After a brief hiatus, I want to resume my series on the Bible as the Product and Guide of Mission. The first few posts in this series have focussed on the observation that the Bible itself is a product of missional activity (writing, engagement and BibleFresh). For the next couple of posts, I’d like to concentrate on looking at the Bible as our guide for mission.
The first point that I would like to make is that the Bible, and by that I mean the whole Bible – not just a few verses at the end of Matthew, should be our guide to what mission is.
In the wonderful The mission of God: Unlocking the Bible’s Grand Narrative Christ Wright says:
The mission of God is what fills the Bible from the brokenness of the nations in Genesis 11 to the healing of the nations in Revelation 21-22. So any mission activity to which we are called must be seen as humble participation in this vast sweep of the historical mission of God. All mission or missions that we initiate, or into which we invest our vocation, gifts, and energies, flows from the prior mission of God. God is on mission, and we, in that wonderful phrase of Paul, are “co-workers with God.”
In other words, we are called to be co-workers with God in the things that Scripture shows him to be doing. Another quote from Wright illustrates this wonderfully:

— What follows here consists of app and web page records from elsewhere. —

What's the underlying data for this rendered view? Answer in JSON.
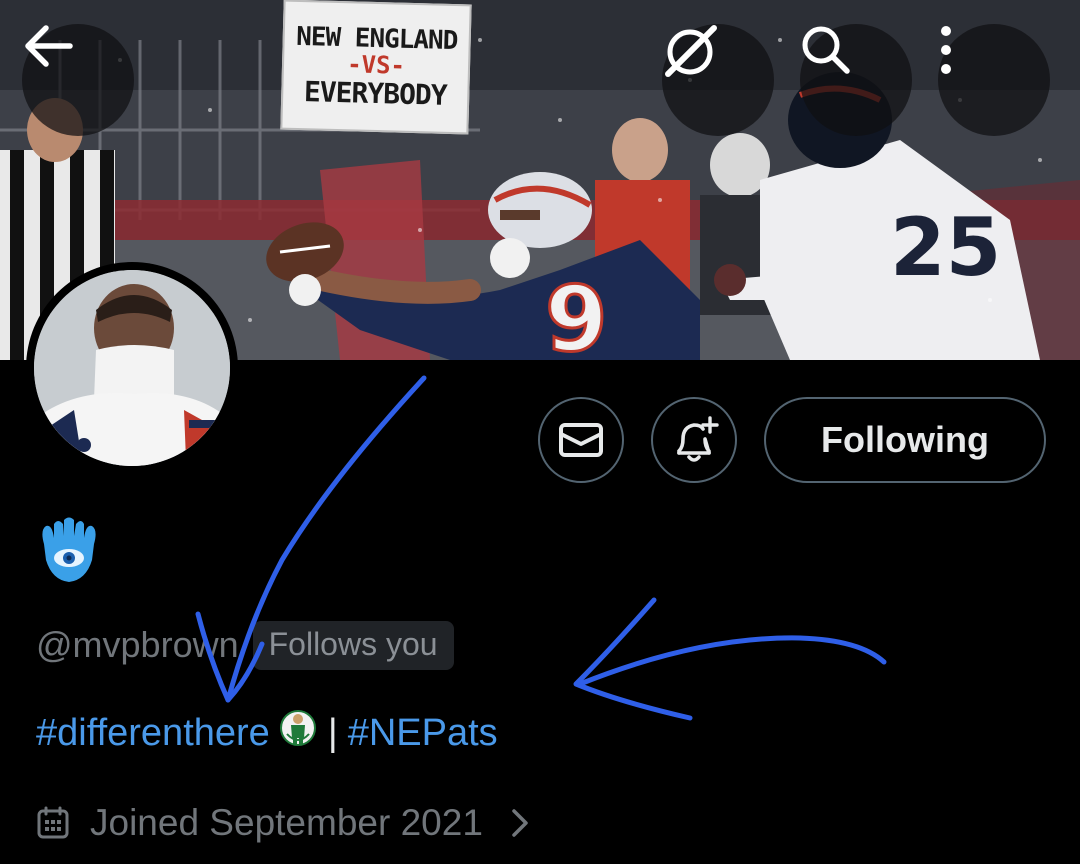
{
  "banner": {
    "sign": {
      "line1": "NEW ENGLAND",
      "line2": "-VS-",
      "line3": "EVERYBODY"
    },
    "back_icon": "arrow-left-icon",
    "grok_icon": "grok-icon",
    "search_icon": "search-icon",
    "more_icon": "more-vertical-icon"
  },
  "profile": {
    "handle": "@mvpbrown",
    "follows_you": "Follows you",
    "bio": {
      "tag1": "#differenthere",
      "separator": "|",
      "tag2": "#NEPats"
    },
    "joined": "Joined September 2021"
  },
  "actions": {
    "message_icon": "mail-icon",
    "notify_icon": "bell-plus-icon",
    "following_label": "Following"
  },
  "colors": {
    "background": "#000000",
    "link": "#4a99e9",
    "muted": "#71767b",
    "border": "#536471",
    "annotation": "#2f5fe8"
  }
}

… where do we find any justification for imagining that by rightly under taking what the New Testament commands us to do, we are absolved from doing what the Old Testament commands? Why should we imagine that doing evangelism in obedience to the New Testament excludes doing justice in obedience to the Old? Why have we allowed what we call the Great Commission to obscure the twin challenge (endorsed by Jesus himself) of the Great Commandment?
How can it be suggested that evangelistic proclamation is the only essential mission of the church? It seems impossible to me to justify such reductionism if we intend to sustain any claim to be taking the whole Bible seriously as our authority for mission and as that which defines the content and scope of our mission. Mission belongs to God – the biblical God. The message of mission is to be drawn from the whole of God’s biblical revelation. So we cannot simply relegate the powerful message of events such as the exodus or institutions like the jubilee to a bygone era. They are an integral part of the biblical definition of God’s idea of redemption and of God’s requirement for his redeemed people. We pay no compliments to the New Testament and the new and urgent mission of evangelistic mission it entrusts to us in the light of Christ by relegating the Old Testament and the foundations of mission that it had already laid and that Jesus emphatically endorsed. Whole Christian mission is built on the whole Christian Bible.
So what is mission? From a Biblical perspective it certainly involves being witnesses of Jesus Christ and teaching people to believe everything that he taught us (Acts 1:8, Matthew 28:20). But the Old Testament stories of the creation and Jubilee show us that caring for the planet is our responsibility; the prophets show us that working for justice and honesty is something that God calls us to do, and Jesus own ministry demonstrates that we need to care for the poor and sick.
The Bible is our guide to mission and we cannot simply reduce the whole of the Bible’s teaching to a message of individual salvation and an eschatalogical hope of eternal life. There is an awful lot more to it than that, and our mission must be based on the whole of Scripture, not just those bits that are currently fashionable in Western Church circles.
Oh, and if you haven’t read The mission of God: Unlocking the Bible’s Grand Narrative, get yourself a copy, read it and give your mind, body and soul a treat!